Predominantly, waterproofing membranes have only been available in white, black or grey, and those tones have serviced the New Zealand waterproofing industry for half a century.
But times are changing: we’re building on more complex sites, and in higher density, in and around our cities. More low-slope roofs are becoming visual and in many cases, being used as a key feature of a building’s design.
And it’s in this context that colour becomes important, whether it be that the building needs to blend in with its surrounds, or simply that an element of interest is required.
“We often come across homes, especially in more rural locations, where the neighbour’s elevated home looks down from the hills onto the roof,” Viking Roofspec’s Brendon Sutton says.
“It’s in these situations, black can look coarse, or the harsh glare from a stark white roof for example, can be deemed ‘unneighbourly’. Some councils even require a building’s cladding materials (including the roof) to have LRVs (light reflective values) of no more than 40% in order to minimise ‘visual pollution’ caused by glare. Additionally, it’s great to have the option of some earthy colours that will blend in with natural surroundings better than the classical black, grey or white.”
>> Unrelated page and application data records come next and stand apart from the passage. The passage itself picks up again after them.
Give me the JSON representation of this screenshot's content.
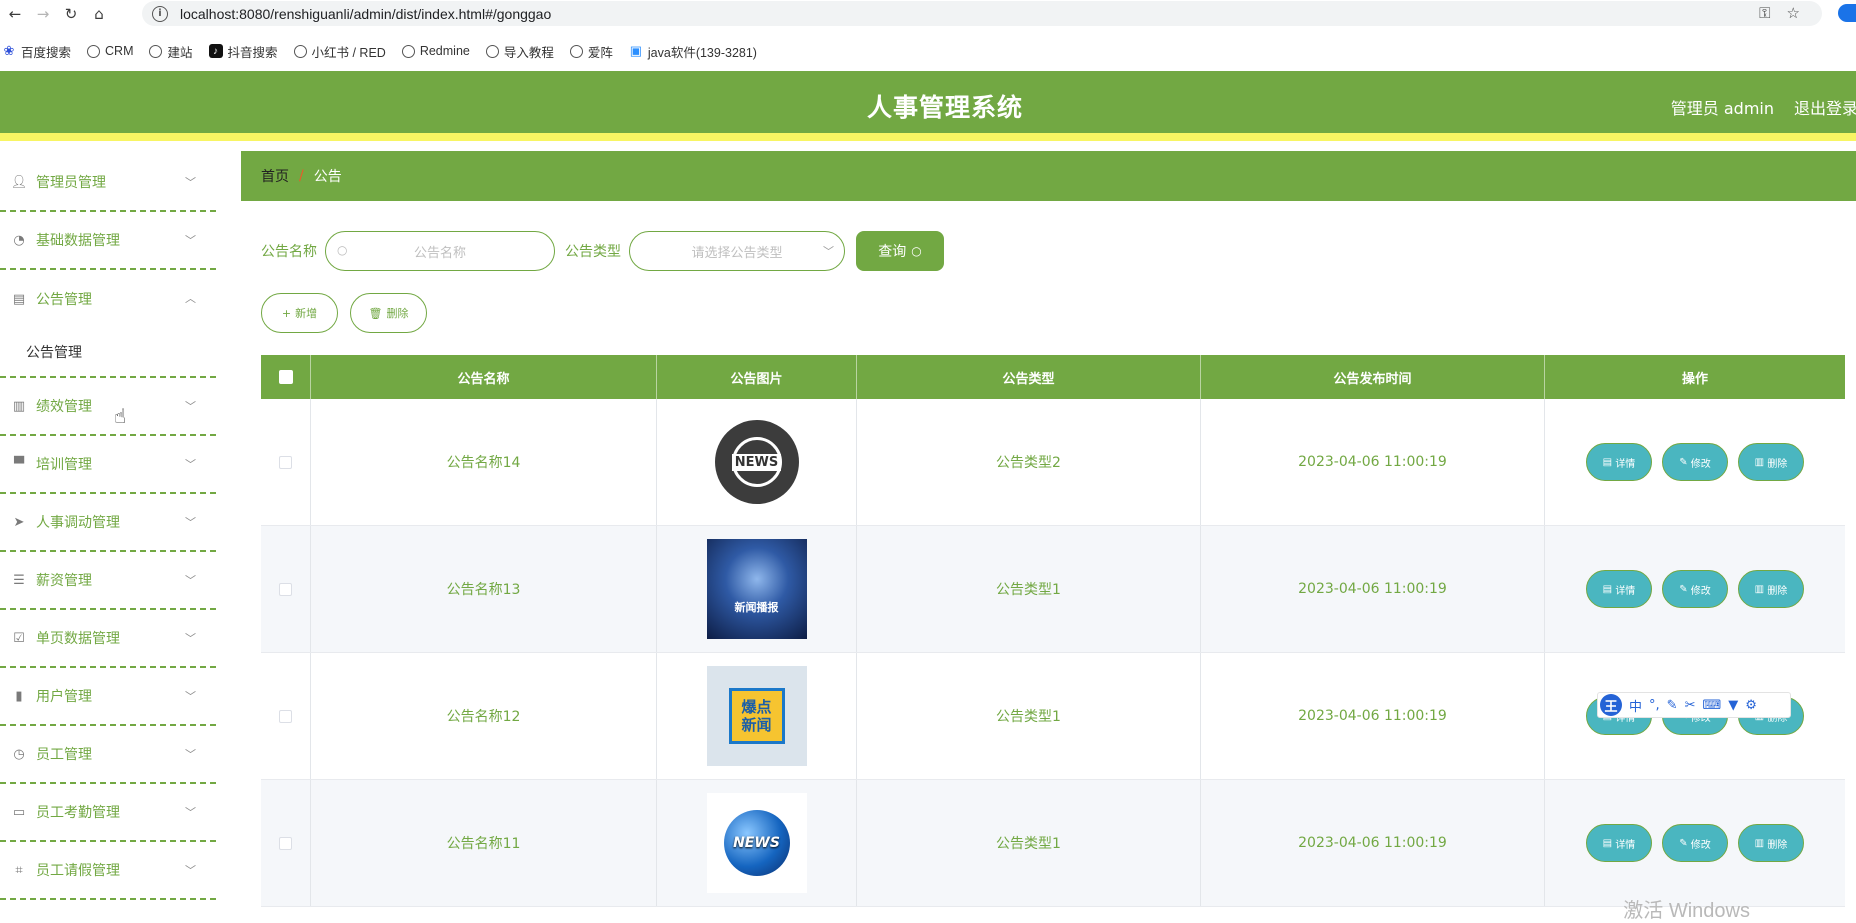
{
  "browser": {
    "url": "localhost:8080/renshiguanli/admin/dist/index.html#/gonggao",
    "bookmarks": [
      "百度搜索",
      "CRM",
      "建站",
      "抖音搜索",
      "小红书 / RED",
      "Redmine",
      "导入教程",
      "爱阵",
      "java软件(139-3281)"
    ]
  },
  "header": {
    "title": "人事管理系统",
    "user": "管理员 admin",
    "logout": "退出登录"
  },
  "sidebar": {
    "items": [
      {
        "label": "管理员管理",
        "icon": "user-icon"
      },
      {
        "label": "基础数据管理",
        "icon": "gauge-icon"
      },
      {
        "label": "公告管理",
        "icon": "clipboard-icon",
        "expanded": true,
        "sub": [
          "公告管理"
        ]
      },
      {
        "label": "绩效管理",
        "icon": "notebook-icon"
      },
      {
        "label": "培训管理",
        "icon": "brush-icon"
      },
      {
        "label": "人事调动管理",
        "icon": "send-icon"
      },
      {
        "label": "薪资管理",
        "icon": "list-icon"
      },
      {
        "label": "单页数据管理",
        "icon": "checklist-icon"
      },
      {
        "label": "用户管理",
        "icon": "bar-chart-icon"
      },
      {
        "label": "员工管理",
        "icon": "clock-icon"
      },
      {
        "label": "员工考勤管理",
        "icon": "chat-icon"
      },
      {
        "label": "员工请假管理",
        "icon": "crop-icon"
      }
    ]
  },
  "breadcrumb": {
    "home": "首页",
    "separator": "/",
    "current": "公告"
  },
  "search": {
    "name_label": "公告名称",
    "name_placeholder": "公告名称",
    "type_label": "公告类型",
    "type_placeholder": "请选择公告类型",
    "query_button": "查询"
  },
  "actions": {
    "add": "新增",
    "delete": "删除"
  },
  "table": {
    "headers": [
      "公告名称",
      "公告图片",
      "公告类型",
      "公告发布时间",
      "操作"
    ],
    "rows": [
      {
        "name": "公告名称14",
        "type": "公告类型2",
        "time": "2023-04-06 11:00:19",
        "image": "NEWS",
        "image_kind": "news-globe"
      },
      {
        "name": "公告名称13",
        "type": "公告类型1",
        "time": "2023-04-06 11:00:19",
        "image": "新闻播报",
        "image_kind": "stage"
      },
      {
        "name": "公告名称12",
        "type": "公告类型1",
        "time": "2023-04-06 11:00:19",
        "image": "爆点新闻",
        "image_kind": "burst"
      },
      {
        "name": "公告名称11",
        "type": "公告类型1",
        "time": "2023-04-06 11:00:19",
        "image": "NEWS",
        "image_kind": "blue-globe"
      }
    ],
    "ops": {
      "detail": "详情",
      "edit": "修改",
      "delete": "删除"
    }
  },
  "ime": {
    "logo": "王",
    "mode": "中"
  },
  "watermark": "激活 Windows",
  "colors": {
    "primary": "#72a843",
    "accent_strip": "#f8f563",
    "op_button": "#4ab6c0",
    "breadcrumb_sep": "#e95b29"
  }
}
The same can be said for urban environments where higher density invariably means low-slope roofs become visible to neighbouring properties.